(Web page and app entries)
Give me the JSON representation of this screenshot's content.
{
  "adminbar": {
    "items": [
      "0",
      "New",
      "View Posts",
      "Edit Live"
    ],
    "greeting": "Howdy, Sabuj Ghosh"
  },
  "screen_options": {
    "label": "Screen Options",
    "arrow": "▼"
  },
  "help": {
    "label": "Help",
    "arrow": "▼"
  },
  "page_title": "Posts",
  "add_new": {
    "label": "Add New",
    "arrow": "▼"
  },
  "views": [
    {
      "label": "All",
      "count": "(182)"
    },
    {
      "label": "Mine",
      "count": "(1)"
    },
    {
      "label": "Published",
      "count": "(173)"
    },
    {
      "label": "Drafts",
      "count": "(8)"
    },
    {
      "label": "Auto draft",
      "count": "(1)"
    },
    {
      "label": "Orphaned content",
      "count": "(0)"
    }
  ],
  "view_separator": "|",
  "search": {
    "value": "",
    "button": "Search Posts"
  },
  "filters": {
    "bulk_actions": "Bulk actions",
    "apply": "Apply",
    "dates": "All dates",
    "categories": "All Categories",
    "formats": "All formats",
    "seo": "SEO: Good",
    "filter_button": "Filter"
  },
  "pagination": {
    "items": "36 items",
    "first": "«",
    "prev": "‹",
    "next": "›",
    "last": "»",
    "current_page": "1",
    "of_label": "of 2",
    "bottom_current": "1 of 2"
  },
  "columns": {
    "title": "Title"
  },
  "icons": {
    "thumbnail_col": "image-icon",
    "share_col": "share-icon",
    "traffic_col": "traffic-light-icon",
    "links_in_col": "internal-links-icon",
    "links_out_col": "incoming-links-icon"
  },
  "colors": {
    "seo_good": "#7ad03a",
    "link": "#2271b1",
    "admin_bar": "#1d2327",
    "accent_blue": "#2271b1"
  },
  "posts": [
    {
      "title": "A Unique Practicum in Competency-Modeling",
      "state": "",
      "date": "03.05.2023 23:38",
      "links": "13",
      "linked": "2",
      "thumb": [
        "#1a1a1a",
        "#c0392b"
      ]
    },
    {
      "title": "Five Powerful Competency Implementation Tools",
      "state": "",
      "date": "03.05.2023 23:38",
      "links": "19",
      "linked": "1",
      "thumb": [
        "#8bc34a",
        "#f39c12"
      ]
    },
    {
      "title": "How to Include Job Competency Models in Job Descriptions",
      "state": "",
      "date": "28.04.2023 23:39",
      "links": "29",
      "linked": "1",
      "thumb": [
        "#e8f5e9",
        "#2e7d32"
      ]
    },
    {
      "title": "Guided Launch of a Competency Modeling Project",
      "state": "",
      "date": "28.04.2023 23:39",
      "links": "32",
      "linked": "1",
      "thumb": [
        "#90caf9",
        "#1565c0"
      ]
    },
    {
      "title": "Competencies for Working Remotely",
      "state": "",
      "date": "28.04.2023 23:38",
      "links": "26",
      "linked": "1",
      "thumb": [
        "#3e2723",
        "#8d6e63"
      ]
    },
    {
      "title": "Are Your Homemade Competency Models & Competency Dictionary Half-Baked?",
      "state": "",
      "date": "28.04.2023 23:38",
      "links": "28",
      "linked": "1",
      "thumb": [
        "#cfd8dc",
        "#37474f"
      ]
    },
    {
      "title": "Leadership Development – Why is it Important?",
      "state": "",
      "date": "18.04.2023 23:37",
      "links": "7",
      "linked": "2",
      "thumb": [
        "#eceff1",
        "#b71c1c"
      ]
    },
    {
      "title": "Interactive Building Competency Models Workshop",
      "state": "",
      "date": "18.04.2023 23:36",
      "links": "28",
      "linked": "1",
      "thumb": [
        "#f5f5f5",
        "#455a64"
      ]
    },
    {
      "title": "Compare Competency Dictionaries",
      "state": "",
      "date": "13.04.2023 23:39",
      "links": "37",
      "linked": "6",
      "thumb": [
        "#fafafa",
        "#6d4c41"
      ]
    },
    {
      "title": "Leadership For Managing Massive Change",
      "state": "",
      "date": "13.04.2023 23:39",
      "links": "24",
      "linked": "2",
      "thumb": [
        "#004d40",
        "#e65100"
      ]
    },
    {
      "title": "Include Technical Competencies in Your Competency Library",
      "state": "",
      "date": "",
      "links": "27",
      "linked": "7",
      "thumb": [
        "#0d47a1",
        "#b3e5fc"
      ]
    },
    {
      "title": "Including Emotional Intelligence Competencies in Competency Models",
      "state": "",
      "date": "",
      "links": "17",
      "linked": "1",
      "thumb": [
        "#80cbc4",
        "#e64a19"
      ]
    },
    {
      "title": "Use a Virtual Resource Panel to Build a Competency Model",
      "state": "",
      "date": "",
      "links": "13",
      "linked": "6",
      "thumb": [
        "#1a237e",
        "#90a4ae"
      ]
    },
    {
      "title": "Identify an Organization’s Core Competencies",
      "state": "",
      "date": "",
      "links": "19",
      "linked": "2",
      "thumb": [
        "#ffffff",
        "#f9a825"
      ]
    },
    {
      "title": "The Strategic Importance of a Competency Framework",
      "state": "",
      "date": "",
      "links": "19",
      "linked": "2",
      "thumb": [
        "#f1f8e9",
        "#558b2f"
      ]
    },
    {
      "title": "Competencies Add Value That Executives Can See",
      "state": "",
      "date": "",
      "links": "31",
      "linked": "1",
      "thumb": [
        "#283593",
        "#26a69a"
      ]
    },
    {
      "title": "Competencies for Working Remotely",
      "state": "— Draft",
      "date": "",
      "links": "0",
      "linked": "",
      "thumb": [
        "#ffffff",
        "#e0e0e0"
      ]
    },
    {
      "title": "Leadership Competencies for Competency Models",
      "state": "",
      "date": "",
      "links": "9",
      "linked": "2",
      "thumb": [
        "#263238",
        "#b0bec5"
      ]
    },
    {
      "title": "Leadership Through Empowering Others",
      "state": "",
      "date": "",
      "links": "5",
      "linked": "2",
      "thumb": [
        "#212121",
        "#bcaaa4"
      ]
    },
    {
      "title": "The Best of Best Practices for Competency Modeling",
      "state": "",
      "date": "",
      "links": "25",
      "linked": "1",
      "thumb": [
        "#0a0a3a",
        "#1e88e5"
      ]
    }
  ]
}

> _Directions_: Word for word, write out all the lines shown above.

> _Your solution_:
Give me the JSON representation of this screenshot's content.
{
  "adminbar": {
    "items": [
      "0",
      "New",
      "View Posts",
      "Edit Live"
    ],
    "greeting": "Howdy, Sabuj Ghosh"
  },
  "screen_options": {
    "label": "Screen Options",
    "arrow": "▼"
  },
  "help": {
    "label": "Help",
    "arrow": "▼"
  },
  "page_title": "Posts",
  "add_new": {
    "label": "Add New",
    "arrow": "▼"
  },
  "views": [
    {
      "label": "All",
      "count": "(182)"
    },
    {
      "label": "Mine",
      "count": "(1)"
    },
    {
      "label": "Published",
      "count": "(173)"
    },
    {
      "label": "Drafts",
      "count": "(8)"
    },
    {
      "label": "Auto draft",
      "count": "(1)"
    },
    {
      "label": "Orphaned content",
      "count": "(0)"
    }
  ],
  "view_separator": "|",
  "search": {
    "value": "",
    "button": "Search Posts"
  },
  "filters": {
    "bulk_actions": "Bulk actions",
    "apply": "Apply",
    "dates": "All dates",
    "categories": "All Categories",
    "formats": "All formats",
    "seo": "SEO: Good",
    "filter_button": "Filter"
  },
  "pagination": {
    "items": "36 items",
    "first": "«",
    "prev": "‹",
    "next": "›",
    "last": "»",
    "current_page": "1",
    "of_label": "of 2",
    "bottom_current": "1 of 2"
  },
  "columns": {
    "title": "Title"
  },
  "icons": {
    "thumbnail_col": "image-icon",
    "share_col": "share-icon",
    "traffic_col": "traffic-light-icon",
    "links_in_col": "internal-links-icon",
    "links_out_col": "incoming-links-icon"
  },
  "colors": {
    "seo_good": "#7ad03a",
    "link": "#2271b1",
    "admin_bar": "#1d2327",
    "accent_blue": "#2271b1"
  },
  "posts": [
    {
      "title": "A Unique Practicum in Competency-Modeling",
      "state": "",
      "date": "03.05.2023 23:38",
      "links": "13",
      "linked": "2",
      "thumb": [
        "#1a1a1a",
        "#c0392b"
      ]
    },
    {
      "title": "Five Powerful Competency Implementation Tools",
      "state": "",
      "date": "03.05.2023 23:38",
      "links": "19",
      "linked": "1",
      "thumb": [
        "#8bc34a",
        "#f39c12"
      ]
    },
    {
      "title": "How to Include Job Competency Models in Job Descriptions",
      "state": "",
      "date": "28.04.2023 23:39",
      "links": "29",
      "linked": "1",
      "thumb": [
        "#e8f5e9",
        "#2e7d32"
      ]
    },
    {
      "title": "Guided Launch of a Competency Modeling Project",
      "state": "",
      "date": "28.04.2023 23:39",
      "links": "32",
      "linked": "1",
      "thumb": [
        "#90caf9",
        "#1565c0"
      ]
    },
    {
      "title": "Competencies for Working Remotely",
      "state": "",
      "date": "28.04.2023 23:38",
      "links": "26",
      "linked": "1",
      "thumb": [
        "#3e2723",
        "#8d6e63"
      ]
    },
    {
      "title": "Are Your Homemade Competency Models & Competency Dictionary Half-Baked?",
      "state": "",
      "date": "28.04.2023 23:38",
      "links": "28",
      "linked": "1",
      "thumb": [
        "#cfd8dc",
        "#37474f"
      ]
    },
    {
      "title": "Leadership Development – Why is it Important?",
      "state": "",
      "date": "18.04.2023 23:37",
      "links": "7",
      "linked": "2",
      "thumb": [
        "#eceff1",
        "#b71c1c"
      ]
    },
    {
      "title": "Interactive Building Competency Models Workshop",
      "state": "",
      "date": "18.04.2023 23:36",
      "links": "28",
      "linked": "1",
      "thumb": [
        "#f5f5f5",
        "#455a64"
      ]
    },
    {
      "title": "Compare Competency Dictionaries",
      "state": "",
      "date": "13.04.2023 23:39",
      "links": "37",
      "linked": "6",
      "thumb": [
        "#fafafa",
        "#6d4c41"
      ]
    },
    {
      "title": "Leadership For Managing Massive Change",
      "state": "",
      "date": "13.04.2023 23:39",
      "links": "24",
      "linked": "2",
      "thumb": [
        "#004d40",
        "#e65100"
      ]
    },
    {
      "title": "Include Technical Competencies in Your Competency Library",
      "state": "",
      "date": "",
      "links": "27",
      "linked": "7",
      "thumb": [
        "#0d47a1",
        "#b3e5fc"
      ]
    },
    {
      "title": "Including Emotional Intelligence Competencies in Competency Models",
      "state": "",
      "date": "",
      "links": "17",
      "linked": "1",
      "thumb": [
        "#80cbc4",
        "#e64a19"
      ]
    },
    {
      "title": "Use a Virtual Resource Panel to Build a Competency Model",
      "state": "",
      "date": "",
      "links": "13",
      "linked": "6",
      "thumb": [
        "#1a237e",
        "#90a4ae"
      ]
    },
    {
      "title": "Identify an Organization’s Core Competencies",
      "state": "",
      "date": "",
      "links": "19",
      "linked": "2",
      "thumb": [
        "#ffffff",
        "#f9a825"
      ]
    },
    {
      "title": "The Strategic Importance of a Competency Framework",
      "state": "",
      "date": "",
      "links": "19",
      "linked": "2",
      "thumb": [
        "#f1f8e9",
        "#558b2f"
      ]
    },
    {
      "title": "Competencies Add Value That Executives Can See",
      "state": "",
      "date": "",
      "links": "31",
      "linked": "1",
      "thumb": [
        "#283593",
        "#26a69a"
      ]
    },
    {
      "title": "Competencies for Working Remotely",
      "state": "— Draft",
      "date": "",
      "links": "0",
      "linked": "",
      "thumb": [
        "#ffffff",
        "#e0e0e0"
      ]
    },
    {
      "title": "Leadership Competencies for Competency Models",
      "state": "",
      "date": "",
      "links": "9",
      "linked": "2",
      "thumb": [
        "#263238",
        "#b0bec5"
      ]
    },
    {
      "title": "Leadership Through Empowering Others",
      "state": "",
      "date": "",
      "links": "5",
      "linked": "2",
      "thumb": [
        "#212121",
        "#bcaaa4"
      ]
    },
    {
      "title": "The Best of Best Practices for Competency Modeling",
      "state": "",
      "date": "",
      "links": "25",
      "linked": "1",
      "thumb": [
        "#0a0a3a",
        "#1e88e5"
      ]
    }
  ]
}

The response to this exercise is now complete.